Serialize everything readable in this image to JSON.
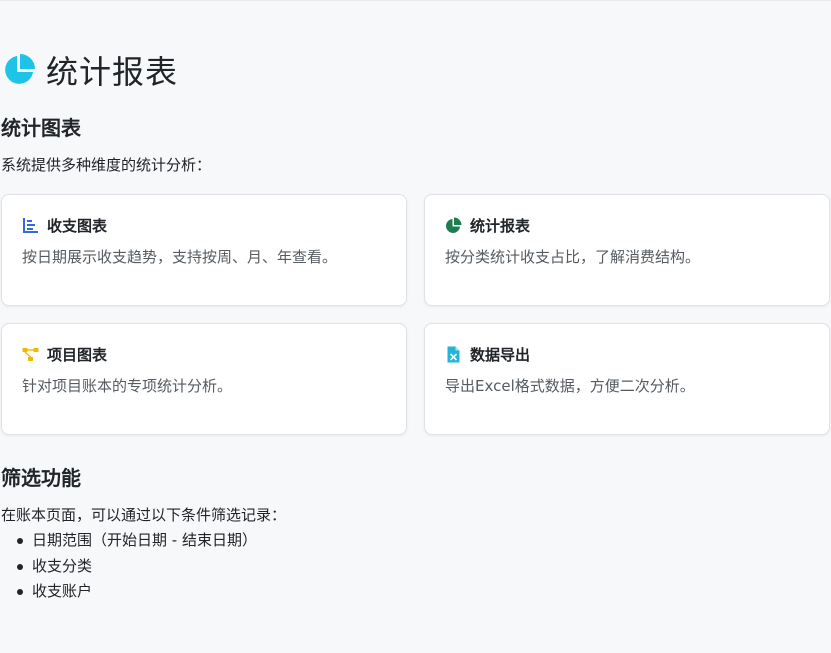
{
  "page": {
    "title": "统计报表",
    "title_icon": "pie-chart-icon",
    "accent_color": "#1ec4e8"
  },
  "charts_section": {
    "heading": "统计图表",
    "intro": "系统提供多种维度的统计分析：",
    "cards": [
      {
        "title": "收支图表",
        "icon": "bar-chart-icon",
        "icon_color": "#2f6bdc",
        "description": "按日期展示收支趋势，支持按周、月、年查看。"
      },
      {
        "title": "统计报表",
        "icon": "pie-chart-icon",
        "icon_color": "#1e7d4f",
        "description": "按分类统计收支占比，了解消费结构。"
      },
      {
        "title": "项目图表",
        "icon": "diagram-icon",
        "icon_color": "#f2b800",
        "description": "针对项目账本的专项统计分析。"
      },
      {
        "title": "数据导出",
        "icon": "excel-file-icon",
        "icon_color": "#22b5d8",
        "description": "导出Excel格式数据，方便二次分析。"
      }
    ]
  },
  "filter_section": {
    "heading": "筛选功能",
    "intro": "在账本页面，可以通过以下条件筛选记录：",
    "items": [
      "日期范围（开始日期 - 结束日期）",
      "收支分类",
      "收支账户"
    ]
  }
}
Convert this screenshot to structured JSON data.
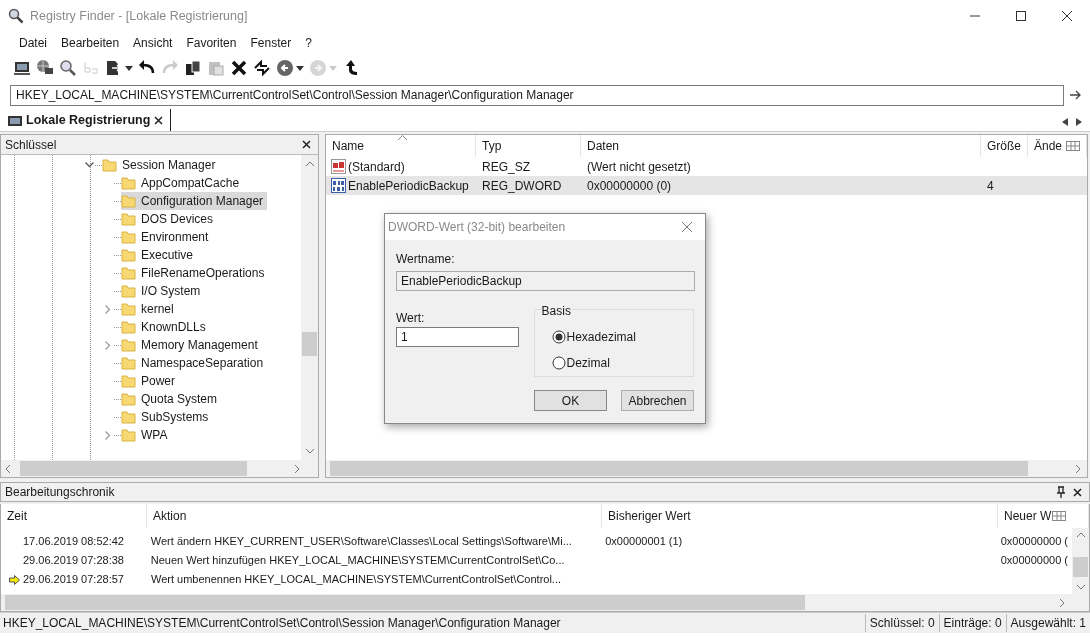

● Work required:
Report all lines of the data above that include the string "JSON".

● Result:
Serialize everything readable in this image to JSON.
Convert this screenshot to structured JSON data.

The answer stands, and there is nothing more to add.